* _WHAT IS REQUIRED_
Look through the records and report how many lines include the word "城取建築設計事務所", with no other words.

* _MATERIAL SUPPLIED_
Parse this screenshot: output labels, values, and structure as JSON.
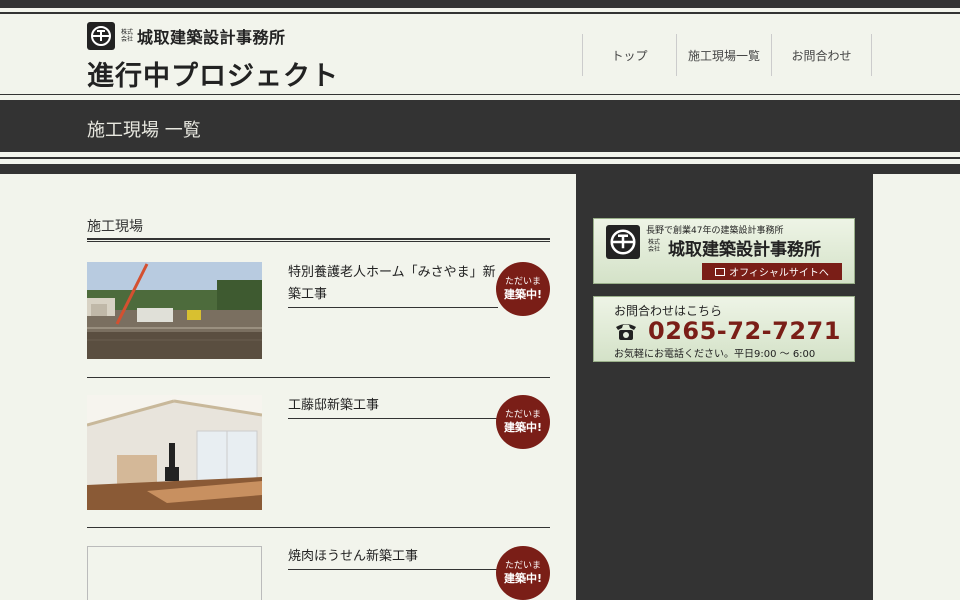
{
  "header": {
    "kabu_line1": "株式",
    "kabu_line2": "会社",
    "company_name": "城取建築設計事務所",
    "site_title": "進行中プロジェクト",
    "logo_icon": "company-logo-icon"
  },
  "nav": {
    "items": [
      {
        "label": "トップ"
      },
      {
        "label": "施工現場一覧"
      },
      {
        "label": "お問合わせ"
      }
    ]
  },
  "page": {
    "band_title": "施工現場 一覧",
    "section_title": "施工現場"
  },
  "badge": {
    "line1": "ただいま",
    "line2": "建築中!"
  },
  "items": [
    {
      "title": "特別養護老人ホーム「みさやま」新築工事"
    },
    {
      "title": "工藤邸新築工事"
    },
    {
      "title": "焼肉ほうせん新築工事"
    }
  ],
  "sidebar": {
    "banner1": {
      "sub": "長野で創業47年の建築設計事務所",
      "kabu_line1": "株式",
      "kabu_line2": "会社",
      "name": "城取建築設計事務所",
      "button": "オフィシャルサイトへ"
    },
    "banner2": {
      "head": "お問合わせはこちら",
      "phone": "0265-72-7271",
      "note": "お気軽にお電話ください。平日9:00 〜 6:00"
    }
  },
  "colors": {
    "dark": "#333333",
    "accent": "#7a1e17",
    "background": "#f2f4ec"
  }
}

* _SOLUTION_
2